Extracted information:
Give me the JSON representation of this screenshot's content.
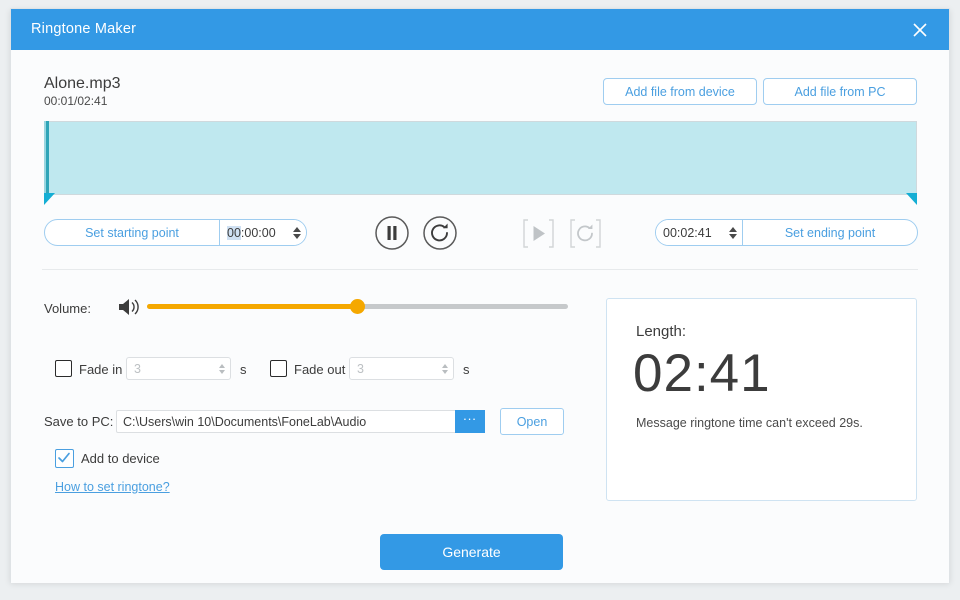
{
  "window": {
    "title": "Ringtone Maker",
    "close_icon": "close-icon"
  },
  "file": {
    "name": "Alone.mp3",
    "time": "00:01/02:41"
  },
  "toolbar": {
    "add_from_device": "Add file from device",
    "add_from_pc": "Add file from PC"
  },
  "trim": {
    "start_label": "Set starting point",
    "start_value_selected": "00",
    "start_value_rest": ":00:00",
    "end_value": "00:02:41",
    "end_label": "Set ending point",
    "pause_icon": "pause-icon",
    "reset_icon": "reset-icon",
    "play_icon_disabled": "play-icon",
    "loop_icon_disabled": "loop-icon"
  },
  "volume": {
    "label": "Volume:",
    "icon": "speaker-icon",
    "percent": 50
  },
  "fade": {
    "in_label": "Fade in",
    "in_value": "3",
    "in_unit": "s",
    "in_checked": false,
    "out_label": "Fade out",
    "out_value": "3",
    "out_unit": "s",
    "out_checked": false
  },
  "save": {
    "label": "Save to PC:",
    "path": "C:\\Users\\win 10\\Documents\\FoneLab\\Audio",
    "browse_label": "...",
    "open_label": "Open",
    "add_to_device_label": "Add to device",
    "add_to_device_checked": true,
    "how_to_link": "How to set ringtone?"
  },
  "length": {
    "title": "Length:",
    "value": "02:41",
    "note": "Message ringtone time can't exceed 29s."
  },
  "actions": {
    "generate": "Generate"
  },
  "colors": {
    "accent": "#3399e5",
    "link": "#4a9fe0",
    "wave": "#bfe8ef",
    "handle": "#14aed4",
    "volume": "#f5a800"
  }
}
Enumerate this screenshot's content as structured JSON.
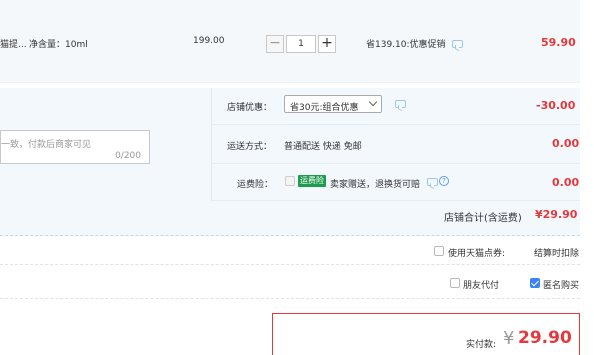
{
  "item": {
    "desc": "猫提...",
    "spec": "净含量：10ml",
    "unit_price": "199.00",
    "quantity": "1",
    "qty_minus": "−",
    "qty_plus": "+",
    "promo": "省139.10:优惠促销",
    "subtotal": "59.90"
  },
  "shop": {
    "discount_label": "店铺优惠：",
    "discount_value": "省30元:组合优惠",
    "discount_amount": "-30.00",
    "message_placeholder": "一致，付款后商家可见",
    "message_count": "0/200",
    "shipping_label": "运送方式：",
    "shipping_value": "普通配送 快递 免邮",
    "shipping_amount": "0.00",
    "insurance_label": "运费险：",
    "insurance_badge": "运费险",
    "insurance_text": "卖家赠送，退换货可赔",
    "insurance_amount": "0.00",
    "total_label": "店铺合计(含运费)",
    "total_value": "¥29.90"
  },
  "options": {
    "tmall_coupon_label": "使用天猫点券:",
    "tmall_coupon_note": "结算时扣除",
    "friend_pay_label": "朋友代付",
    "anonymous_label": "匿名购买"
  },
  "payment": {
    "label": "实付款:",
    "currency": "¥",
    "amount": "29.90"
  },
  "colors": {
    "accent_red": "#e4393c",
    "badge_green": "#1e9b4c",
    "checkbox_blue": "#3b83f4"
  }
}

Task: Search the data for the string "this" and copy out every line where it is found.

Written response:
Give me the JSON representation of this screenshot's content.
Enumerate this screenshot's content as structured JSON.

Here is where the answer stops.